Unsettled weather has put a damper on consistent deer movement and visibility, leaving hunters out West hoping for a settled...
Unsettled weather has put a damper on consistent deer movement and visibility, leaving hunters out West hoping for a settled weather pattern or the emergence of cold snow. A tropical storm dropped record rainfall on Oregon and Washington several days ago and then washed across the Pacific Northwest into the Northern Rockies.
Wyoming’s Wind River got hit with several inches of snow last week that is now gone, but the variability in weather has kept big bucks in beds and in their secret haunts, as elsewhere in the West. Reports continue to come in about increased daytime movement, but it seems deer have been less predictably visible in reaction to the unsettled weather.
This awesome 4-point showed up on Wind River Whitetails game cameras a couple days ago, but owner Mike Reinhart says the real bruisers always show up on cameras once some nasty winter-type weather descends, usually a little later in fall. For now, deer have been in the thick cover of the river bottoms and have been moving less during unsettled weather.
A similar report comes in from Montana. Keith Miller of Montana Whitetails offers proof that Mother Nature can have a major impact on deer movement, even in the most premium and densely populated of Western whitetail habitat.
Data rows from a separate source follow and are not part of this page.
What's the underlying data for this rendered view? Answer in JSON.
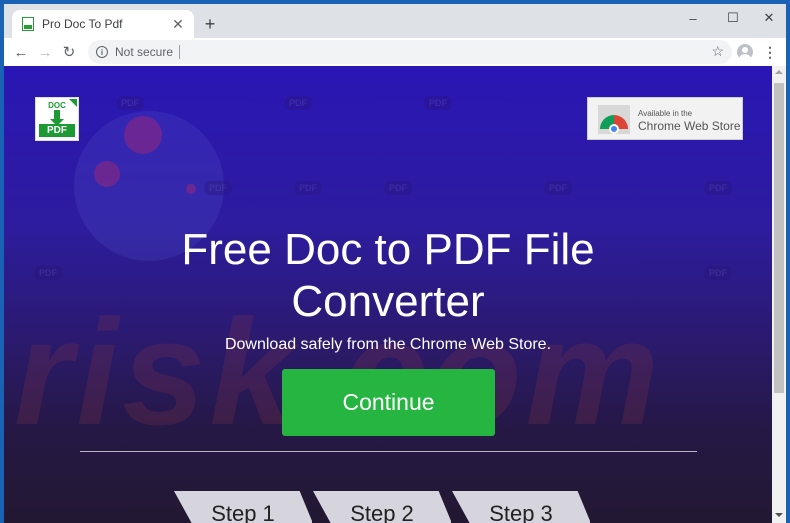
{
  "browser": {
    "tab_title": "Pro Doc To Pdf",
    "tab_close_icon": "close-icon",
    "new_tab_icon": "plus-icon",
    "window_controls": {
      "minimize": "–",
      "maximize": "☐",
      "close": "✕"
    },
    "nav": {
      "back": "←",
      "forward": "→",
      "reload": "↻"
    },
    "address_bar": {
      "security_label": "Not secure",
      "info_glyph": "i",
      "url": ""
    },
    "bookmark_icon": "☆",
    "menu_icon": "⋮"
  },
  "page": {
    "logo": {
      "top_label": "DOC",
      "bottom_label": "PDF"
    },
    "badge": {
      "small_text": "Available in the",
      "big_text": "Chrome Web Store"
    },
    "headline_line1": "Free Doc to PDF File",
    "headline_line2": "Converter",
    "subheadline": "Download safely from the Chrome Web Store.",
    "cta_label": "Continue",
    "steps": [
      {
        "label": "Step 1"
      },
      {
        "label": "Step 2"
      },
      {
        "label": "Step 3"
      }
    ],
    "watermark_text": "risk.com",
    "colors": {
      "cta": "#26b540",
      "background_top": "#2a16b5",
      "background_bottom": "#231832",
      "logo_green": "#1e9a35"
    }
  }
}
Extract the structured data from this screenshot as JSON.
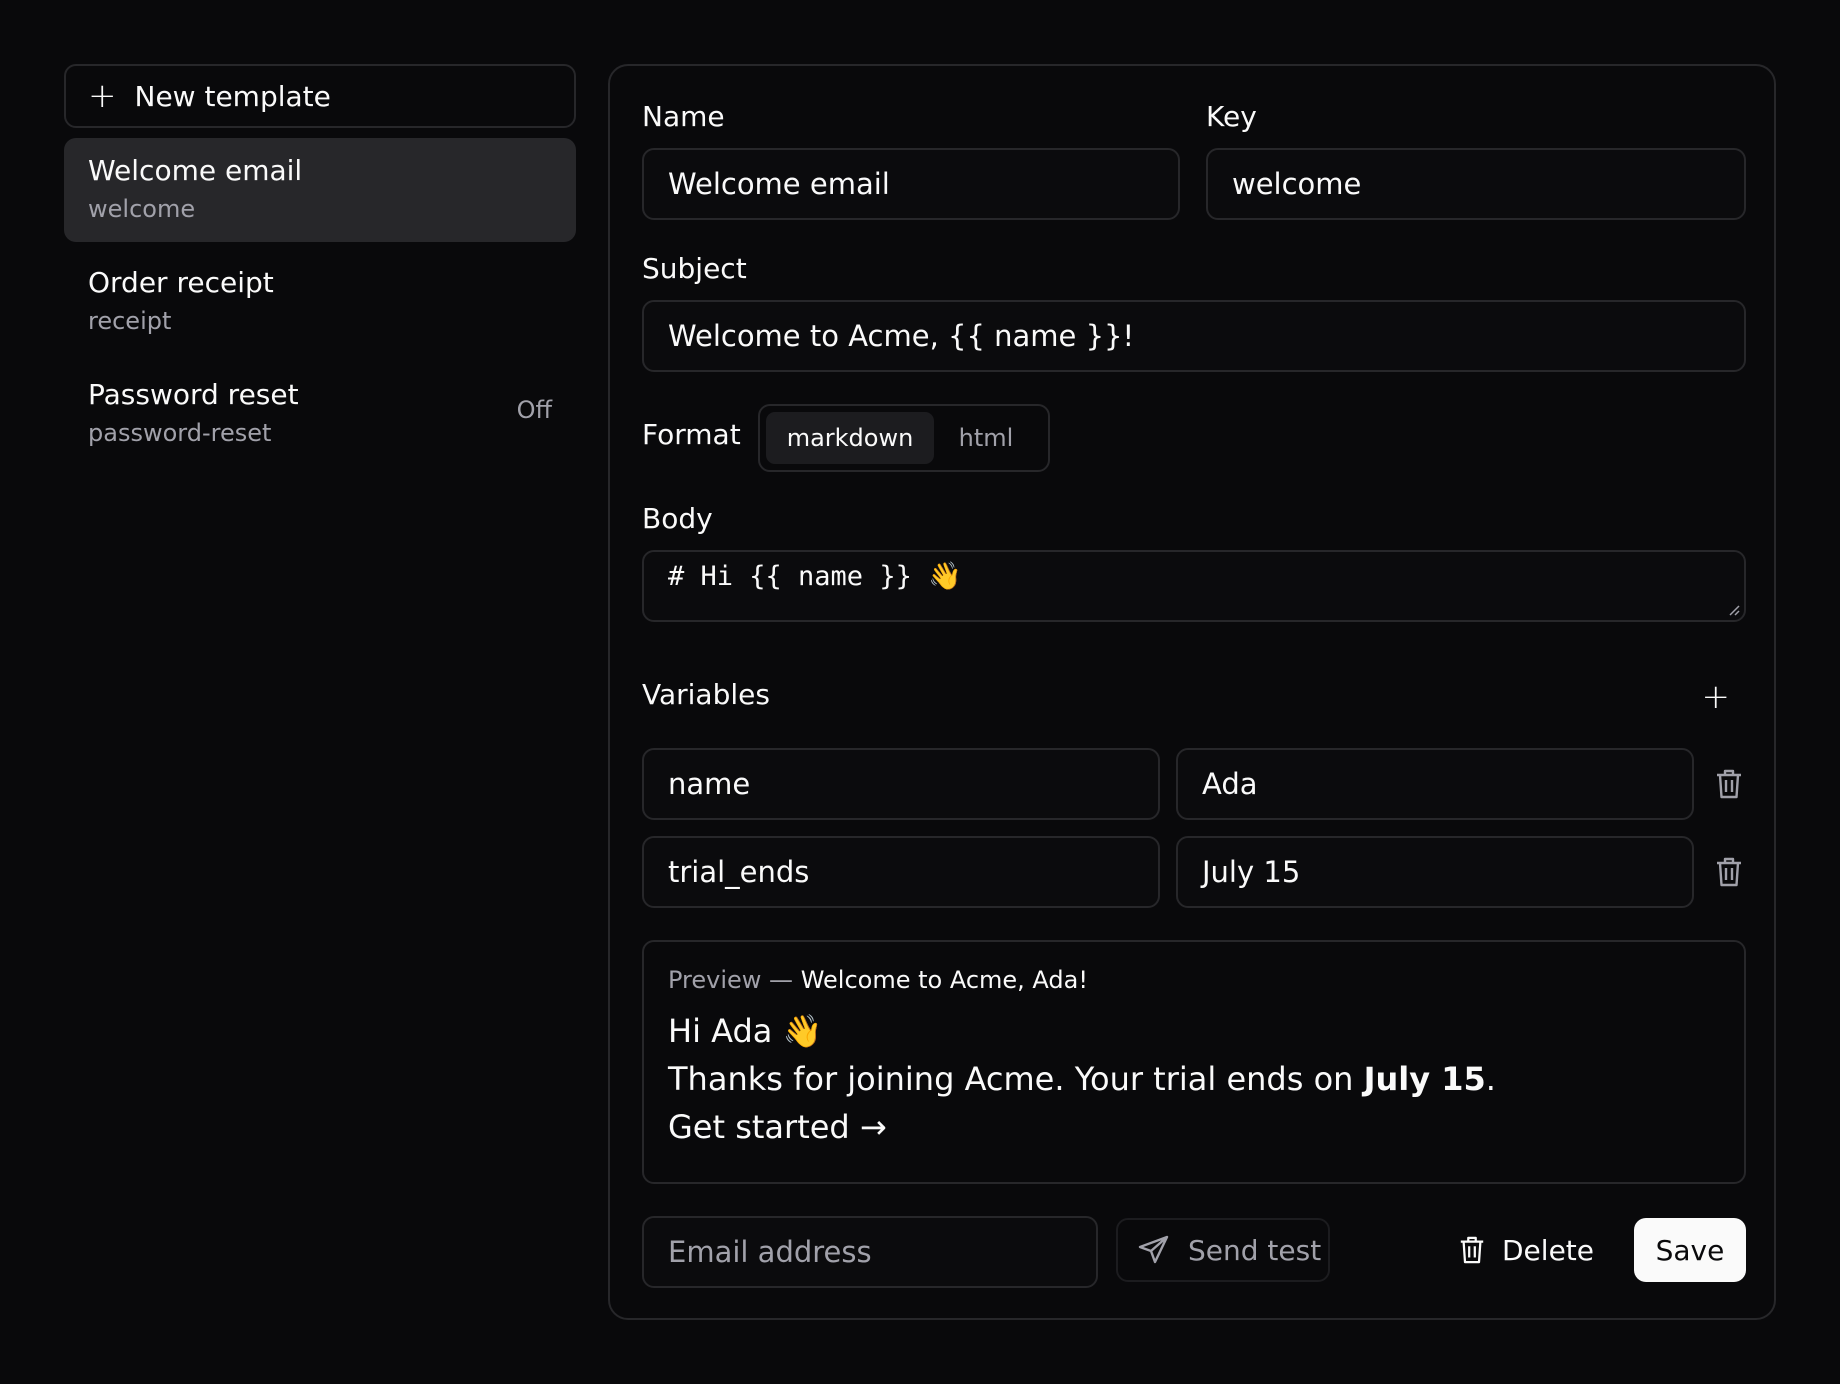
{
  "sidebar": {
    "new_template_label": "New template",
    "templates": [
      {
        "name": "Welcome email",
        "key": "welcome",
        "status": ""
      },
      {
        "name": "Order receipt",
        "key": "receipt",
        "status": ""
      },
      {
        "name": "Password reset",
        "key": "password-reset",
        "status": "Off"
      }
    ]
  },
  "editor": {
    "name_label": "Name",
    "name_value": "Welcome email",
    "key_label": "Key",
    "key_value": "welcome",
    "subject_label": "Subject",
    "subject_value": "Welcome to Acme, {{ name }}!",
    "format_label": "Format",
    "format_options": [
      "markdown",
      "html"
    ],
    "format_selected": "markdown",
    "body_label": "Body",
    "body_value": "# Hi {{ name }} 👋",
    "variables_label": "Variables",
    "variables": [
      {
        "name": "name",
        "value": "Ada"
      },
      {
        "name": "trial_ends",
        "value": "July 15"
      }
    ]
  },
  "preview": {
    "label": "Preview —",
    "subject": "Welcome to Acme, Ada!",
    "line1": "Hi Ada 👋",
    "line2_prefix": "Thanks for joining Acme. Your trial ends on ",
    "line2_bold": "July 15",
    "line2_suffix": ".",
    "line3": "Get started →"
  },
  "footer": {
    "email_placeholder": "Email address",
    "send_test_label": "Send test",
    "delete_label": "Delete",
    "save_label": "Save"
  },
  "icons": {
    "new": "plus-icon",
    "add_variable": "plus-icon",
    "remove_variable": "trash-icon",
    "send": "send-icon",
    "delete": "trash-icon"
  },
  "colors": {
    "background": "#09090b",
    "border": "#27272a",
    "active_item": "#27272a",
    "muted_text": "#a1a1aa",
    "primary_button": "#fafafa"
  }
}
While conditions have been temporarily tough in Big Sky Country, Miller looks forward to a new weather pattern that always gets deer moving: snow.
“Last week we started with a forecast of “Locally Damaging” high winds with gusts up to 70mph – not a good way to start off a fresh week. Despite the conditions, one hunter misjudged the distance on a nice 10 point. We’ll try to work through these horrid conditions the first few days and then hopefully get into more favorable hunting conditions by Tuesday.
It seems this year with all the food available from the late rains within the confines of security cover as well as the crazy weather and unfavorable winds, it takes a significant change in weather to get most of the deer to move normally. Here are a few patterns that have gotten deer on the move: cooler weather for a day, sustained normal West winds all day, periods between storms, and now a taste of winter. We have a snow front moving in, which should help from here on out. We have yet to have a hard frost, which will knock down the natural forage growing back in the river bottom and get more deer out to the alfalfa fields. Check back to see what happens once the snow starts flying! I hope we get snow, however, the weatherman has been wrong once before.
Some areas reported fewer deer sightings to start the week; however, every whitetail hunter this morning saw at least 20-60 deer. It’s the calm before the storm as we wait for some snow tomorrow, which should have the deer out feeding heavily this evening. These fronts moving in and out seem to be the difference between very little deer movement and lots of deer moving out from with the thick security cover. Once the conditions settle more on the fall/winter side of the coin we’ll see an increase in deer movement as normal.”